_Your assignment_. Take each line of the records below that contains the string "Feat" and copy it.

(Data items)
========================================
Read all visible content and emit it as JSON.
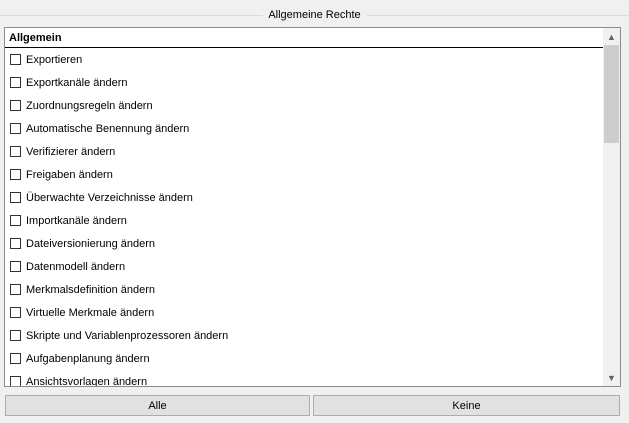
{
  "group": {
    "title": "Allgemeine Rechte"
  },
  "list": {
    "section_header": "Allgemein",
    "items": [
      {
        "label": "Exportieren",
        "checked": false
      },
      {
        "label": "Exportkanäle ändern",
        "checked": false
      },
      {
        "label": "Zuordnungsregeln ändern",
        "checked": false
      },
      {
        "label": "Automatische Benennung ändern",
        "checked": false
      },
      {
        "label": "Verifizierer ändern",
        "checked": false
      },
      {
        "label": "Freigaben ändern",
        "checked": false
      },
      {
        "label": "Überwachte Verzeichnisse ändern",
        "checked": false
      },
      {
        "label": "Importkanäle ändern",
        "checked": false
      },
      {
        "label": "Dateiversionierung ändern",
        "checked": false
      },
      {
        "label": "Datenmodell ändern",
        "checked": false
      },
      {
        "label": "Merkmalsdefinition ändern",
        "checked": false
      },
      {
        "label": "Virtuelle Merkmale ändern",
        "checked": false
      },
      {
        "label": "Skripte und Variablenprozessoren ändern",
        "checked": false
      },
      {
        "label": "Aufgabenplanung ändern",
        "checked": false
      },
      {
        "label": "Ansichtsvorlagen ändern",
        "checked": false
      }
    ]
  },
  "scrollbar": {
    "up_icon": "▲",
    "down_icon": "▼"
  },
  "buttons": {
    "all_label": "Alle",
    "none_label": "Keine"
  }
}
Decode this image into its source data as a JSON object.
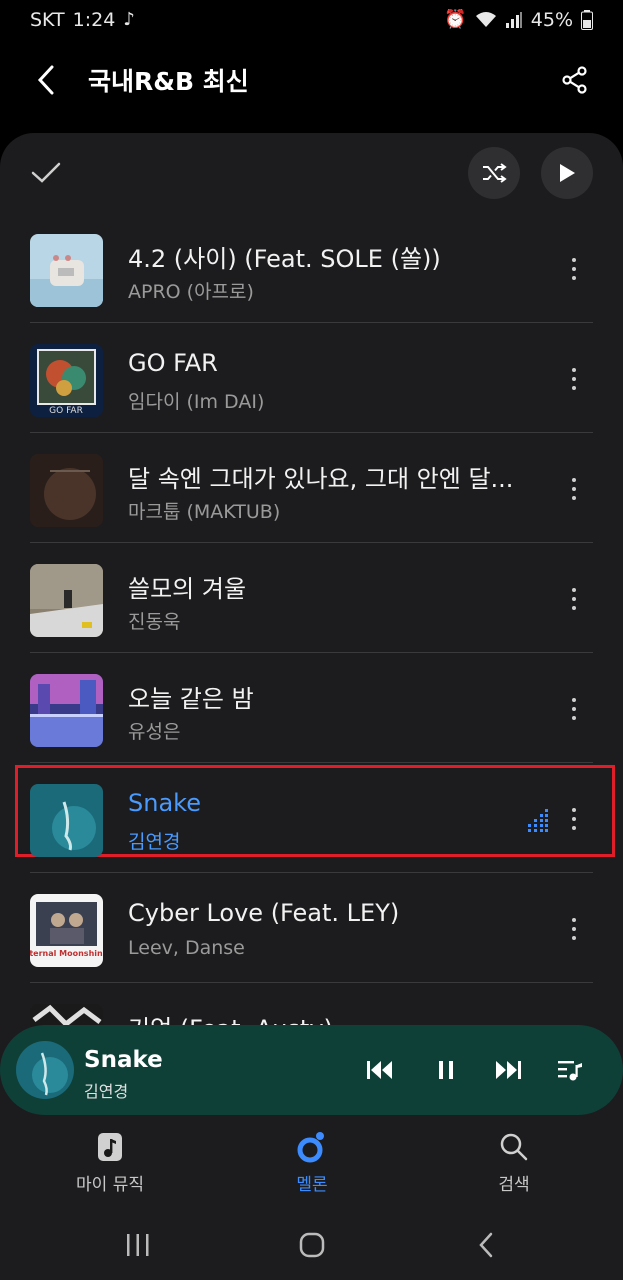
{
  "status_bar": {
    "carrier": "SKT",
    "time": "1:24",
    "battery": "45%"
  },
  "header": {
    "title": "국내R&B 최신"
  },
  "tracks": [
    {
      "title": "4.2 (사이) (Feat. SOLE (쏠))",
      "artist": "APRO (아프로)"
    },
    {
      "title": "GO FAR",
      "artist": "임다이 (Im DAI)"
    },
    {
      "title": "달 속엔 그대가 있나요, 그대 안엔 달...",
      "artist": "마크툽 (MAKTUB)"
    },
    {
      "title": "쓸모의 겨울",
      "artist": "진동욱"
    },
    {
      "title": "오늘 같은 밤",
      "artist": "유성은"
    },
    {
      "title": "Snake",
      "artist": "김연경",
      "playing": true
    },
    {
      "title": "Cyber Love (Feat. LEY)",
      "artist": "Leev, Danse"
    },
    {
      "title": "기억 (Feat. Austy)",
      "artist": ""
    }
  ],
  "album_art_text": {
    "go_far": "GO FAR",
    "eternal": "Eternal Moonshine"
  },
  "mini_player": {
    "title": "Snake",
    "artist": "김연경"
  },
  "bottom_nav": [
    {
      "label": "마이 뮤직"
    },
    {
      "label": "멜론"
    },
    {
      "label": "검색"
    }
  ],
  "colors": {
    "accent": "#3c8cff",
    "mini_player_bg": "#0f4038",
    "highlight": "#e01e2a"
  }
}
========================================
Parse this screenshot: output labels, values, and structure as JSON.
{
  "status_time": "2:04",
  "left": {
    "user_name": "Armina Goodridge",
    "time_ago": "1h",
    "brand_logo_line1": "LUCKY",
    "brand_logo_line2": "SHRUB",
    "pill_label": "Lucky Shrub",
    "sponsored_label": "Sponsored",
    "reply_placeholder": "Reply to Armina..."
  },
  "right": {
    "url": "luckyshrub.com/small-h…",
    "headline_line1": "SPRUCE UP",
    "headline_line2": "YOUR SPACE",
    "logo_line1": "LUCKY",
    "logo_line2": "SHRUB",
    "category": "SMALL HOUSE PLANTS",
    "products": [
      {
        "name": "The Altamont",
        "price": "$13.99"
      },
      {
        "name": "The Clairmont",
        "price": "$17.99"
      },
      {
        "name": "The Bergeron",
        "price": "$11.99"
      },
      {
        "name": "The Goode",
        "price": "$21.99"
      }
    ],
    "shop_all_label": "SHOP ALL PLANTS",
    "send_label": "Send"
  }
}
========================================
_Exercise output_.
      "title": "4.2 (사이) (Feat. SOLE (쏠))",
      "title": "Cyber Love (Feat. LEY)",
      "title": "기억 (Feat. Austy)",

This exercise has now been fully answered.